(Stored items)
● ● ●

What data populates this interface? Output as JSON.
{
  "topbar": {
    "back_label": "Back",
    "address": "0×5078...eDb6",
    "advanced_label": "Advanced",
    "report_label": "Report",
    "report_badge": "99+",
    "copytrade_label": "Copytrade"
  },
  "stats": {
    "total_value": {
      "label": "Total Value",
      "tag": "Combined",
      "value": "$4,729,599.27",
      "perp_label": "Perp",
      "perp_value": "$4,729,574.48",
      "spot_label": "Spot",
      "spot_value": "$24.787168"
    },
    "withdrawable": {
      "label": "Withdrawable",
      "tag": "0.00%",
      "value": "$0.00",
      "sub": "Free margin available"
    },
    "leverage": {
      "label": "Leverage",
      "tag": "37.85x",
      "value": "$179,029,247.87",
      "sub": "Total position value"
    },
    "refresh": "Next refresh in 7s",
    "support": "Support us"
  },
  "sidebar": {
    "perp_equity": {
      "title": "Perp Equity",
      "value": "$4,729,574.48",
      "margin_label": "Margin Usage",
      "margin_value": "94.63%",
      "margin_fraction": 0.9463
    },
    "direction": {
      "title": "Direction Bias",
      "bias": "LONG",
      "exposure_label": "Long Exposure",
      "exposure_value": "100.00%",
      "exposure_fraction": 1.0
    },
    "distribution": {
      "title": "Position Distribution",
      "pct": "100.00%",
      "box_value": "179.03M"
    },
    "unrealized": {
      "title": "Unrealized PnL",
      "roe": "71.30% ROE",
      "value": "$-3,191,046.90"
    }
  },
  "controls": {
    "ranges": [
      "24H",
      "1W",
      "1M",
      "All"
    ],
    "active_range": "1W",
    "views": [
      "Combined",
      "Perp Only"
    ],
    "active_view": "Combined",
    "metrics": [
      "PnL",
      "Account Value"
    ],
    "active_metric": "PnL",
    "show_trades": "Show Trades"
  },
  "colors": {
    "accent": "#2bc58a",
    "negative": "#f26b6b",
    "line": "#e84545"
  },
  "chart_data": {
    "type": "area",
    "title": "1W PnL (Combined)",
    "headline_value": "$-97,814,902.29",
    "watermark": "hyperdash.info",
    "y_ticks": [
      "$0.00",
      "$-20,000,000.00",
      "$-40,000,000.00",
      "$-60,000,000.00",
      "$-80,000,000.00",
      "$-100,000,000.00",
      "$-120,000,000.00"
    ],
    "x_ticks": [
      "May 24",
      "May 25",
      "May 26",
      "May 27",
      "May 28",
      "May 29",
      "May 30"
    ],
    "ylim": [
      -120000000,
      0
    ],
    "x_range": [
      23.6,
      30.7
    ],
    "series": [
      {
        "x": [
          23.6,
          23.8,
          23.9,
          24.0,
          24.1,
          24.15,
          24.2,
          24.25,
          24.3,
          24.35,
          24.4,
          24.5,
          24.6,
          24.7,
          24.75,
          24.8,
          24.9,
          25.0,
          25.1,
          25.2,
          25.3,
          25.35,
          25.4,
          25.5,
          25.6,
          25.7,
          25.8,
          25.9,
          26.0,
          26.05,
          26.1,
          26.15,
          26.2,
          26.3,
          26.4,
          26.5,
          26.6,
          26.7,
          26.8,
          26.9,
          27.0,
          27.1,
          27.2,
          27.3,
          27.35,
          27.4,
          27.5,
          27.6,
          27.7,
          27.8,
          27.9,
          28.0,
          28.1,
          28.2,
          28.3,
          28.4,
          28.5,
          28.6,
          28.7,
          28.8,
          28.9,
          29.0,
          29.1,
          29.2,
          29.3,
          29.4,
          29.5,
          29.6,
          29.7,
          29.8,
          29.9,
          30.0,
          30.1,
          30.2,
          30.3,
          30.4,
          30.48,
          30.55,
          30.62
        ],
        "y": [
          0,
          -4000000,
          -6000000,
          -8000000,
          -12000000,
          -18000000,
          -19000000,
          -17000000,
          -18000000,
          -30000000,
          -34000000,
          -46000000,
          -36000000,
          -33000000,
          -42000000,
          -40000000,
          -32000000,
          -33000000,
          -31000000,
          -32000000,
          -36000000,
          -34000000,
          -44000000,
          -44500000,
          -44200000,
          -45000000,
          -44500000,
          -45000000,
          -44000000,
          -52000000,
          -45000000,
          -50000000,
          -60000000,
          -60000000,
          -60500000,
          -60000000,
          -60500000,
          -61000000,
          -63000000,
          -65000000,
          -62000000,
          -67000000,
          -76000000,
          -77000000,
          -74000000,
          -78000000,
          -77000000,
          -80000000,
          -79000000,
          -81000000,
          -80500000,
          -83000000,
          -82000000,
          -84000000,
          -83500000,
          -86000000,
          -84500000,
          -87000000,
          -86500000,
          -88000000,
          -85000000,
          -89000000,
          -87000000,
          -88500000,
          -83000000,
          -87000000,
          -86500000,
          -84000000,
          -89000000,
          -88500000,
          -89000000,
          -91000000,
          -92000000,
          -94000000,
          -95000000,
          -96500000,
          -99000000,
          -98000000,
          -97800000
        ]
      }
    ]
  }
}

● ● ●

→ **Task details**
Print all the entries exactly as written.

→ **Task output**
What data populates this interface? Output as JSON.
{
  "topbar": {
    "back_label": "Back",
    "address": "0×5078...eDb6",
    "advanced_label": "Advanced",
    "report_label": "Report",
    "report_badge": "99+",
    "copytrade_label": "Copytrade"
  },
  "stats": {
    "total_value": {
      "label": "Total Value",
      "tag": "Combined",
      "value": "$4,729,599.27",
      "perp_label": "Perp",
      "perp_value": "$4,729,574.48",
      "spot_label": "Spot",
      "spot_value": "$24.787168"
    },
    "withdrawable": {
      "label": "Withdrawable",
      "tag": "0.00%",
      "value": "$0.00",
      "sub": "Free margin available"
    },
    "leverage": {
      "label": "Leverage",
      "tag": "37.85x",
      "value": "$179,029,247.87",
      "sub": "Total position value"
    },
    "refresh": "Next refresh in 7s",
    "support": "Support us"
  },
  "sidebar": {
    "perp_equity": {
      "title": "Perp Equity",
      "value": "$4,729,574.48",
      "margin_label": "Margin Usage",
      "margin_value": "94.63%",
      "margin_fraction": 0.9463
    },
    "direction": {
      "title": "Direction Bias",
      "bias": "LONG",
      "exposure_label": "Long Exposure",
      "exposure_value": "100.00%",
      "exposure_fraction": 1.0
    },
    "distribution": {
      "title": "Position Distribution",
      "pct": "100.00%",
      "box_value": "179.03M"
    },
    "unrealized": {
      "title": "Unrealized PnL",
      "roe": "71.30% ROE",
      "value": "$-3,191,046.90"
    }
  },
  "controls": {
    "ranges": [
      "24H",
      "1W",
      "1M",
      "All"
    ],
    "active_range": "1W",
    "views": [
      "Combined",
      "Perp Only"
    ],
    "active_view": "Combined",
    "metrics": [
      "PnL",
      "Account Value"
    ],
    "active_metric": "PnL",
    "show_trades": "Show Trades"
  },
  "colors": {
    "accent": "#2bc58a",
    "negative": "#f26b6b",
    "line": "#e84545"
  },
  "chart_data": {
    "type": "area",
    "title": "1W PnL (Combined)",
    "headline_value": "$-97,814,902.29",
    "watermark": "hyperdash.info",
    "y_ticks": [
      "$0.00",
      "$-20,000,000.00",
      "$-40,000,000.00",
      "$-60,000,000.00",
      "$-80,000,000.00",
      "$-100,000,000.00",
      "$-120,000,000.00"
    ],
    "x_ticks": [
      "May 24",
      "May 25",
      "May 26",
      "May 27",
      "May 28",
      "May 29",
      "May 30"
    ],
    "ylim": [
      -120000000,
      0
    ],
    "x_range": [
      23.6,
      30.7
    ],
    "series": [
      {
        "x": [
          23.6,
          23.8,
          23.9,
          24.0,
          24.1,
          24.15,
          24.2,
          24.25,
          24.3,
          24.35,
          24.4,
          24.5,
          24.6,
          24.7,
          24.75,
          24.8,
          24.9,
          25.0,
          25.1,
          25.2,
          25.3,
          25.35,
          25.4,
          25.5,
          25.6,
          25.7,
          25.8,
          25.9,
          26.0,
          26.05,
          26.1,
          26.15,
          26.2,
          26.3,
          26.4,
          26.5,
          26.6,
          26.7,
          26.8,
          26.9,
          27.0,
          27.1,
          27.2,
          27.3,
          27.35,
          27.4,
          27.5,
          27.6,
          27.7,
          27.8,
          27.9,
          28.0,
          28.1,
          28.2,
          28.3,
          28.4,
          28.5,
          28.6,
          28.7,
          28.8,
          28.9,
          29.0,
          29.1,
          29.2,
          29.3,
          29.4,
          29.5,
          29.6,
          29.7,
          29.8,
          29.9,
          30.0,
          30.1,
          30.2,
          30.3,
          30.4,
          30.48,
          30.55,
          30.62
        ],
        "y": [
          0,
          -4000000,
          -6000000,
          -8000000,
          -12000000,
          -18000000,
          -19000000,
          -17000000,
          -18000000,
          -30000000,
          -34000000,
          -46000000,
          -36000000,
          -33000000,
          -42000000,
          -40000000,
          -32000000,
          -33000000,
          -31000000,
          -32000000,
          -36000000,
          -34000000,
          -44000000,
          -44500000,
          -44200000,
          -45000000,
          -44500000,
          -45000000,
          -44000000,
          -52000000,
          -45000000,
          -50000000,
          -60000000,
          -60000000,
          -60500000,
          -60000000,
          -60500000,
          -61000000,
          -63000000,
          -65000000,
          -62000000,
          -67000000,
          -76000000,
          -77000000,
          -74000000,
          -78000000,
          -77000000,
          -80000000,
          -79000000,
          -81000000,
          -80500000,
          -83000000,
          -82000000,
          -84000000,
          -83500000,
          -86000000,
          -84500000,
          -87000000,
          -86500000,
          -88000000,
          -85000000,
          -89000000,
          -87000000,
          -88500000,
          -83000000,
          -87000000,
          -86500000,
          -84000000,
          -89000000,
          -88500000,
          -89000000,
          -91000000,
          -92000000,
          -94000000,
          -95000000,
          -96500000,
          -99000000,
          -98000000,
          -97800000
        ]
      }
    ]
  }
}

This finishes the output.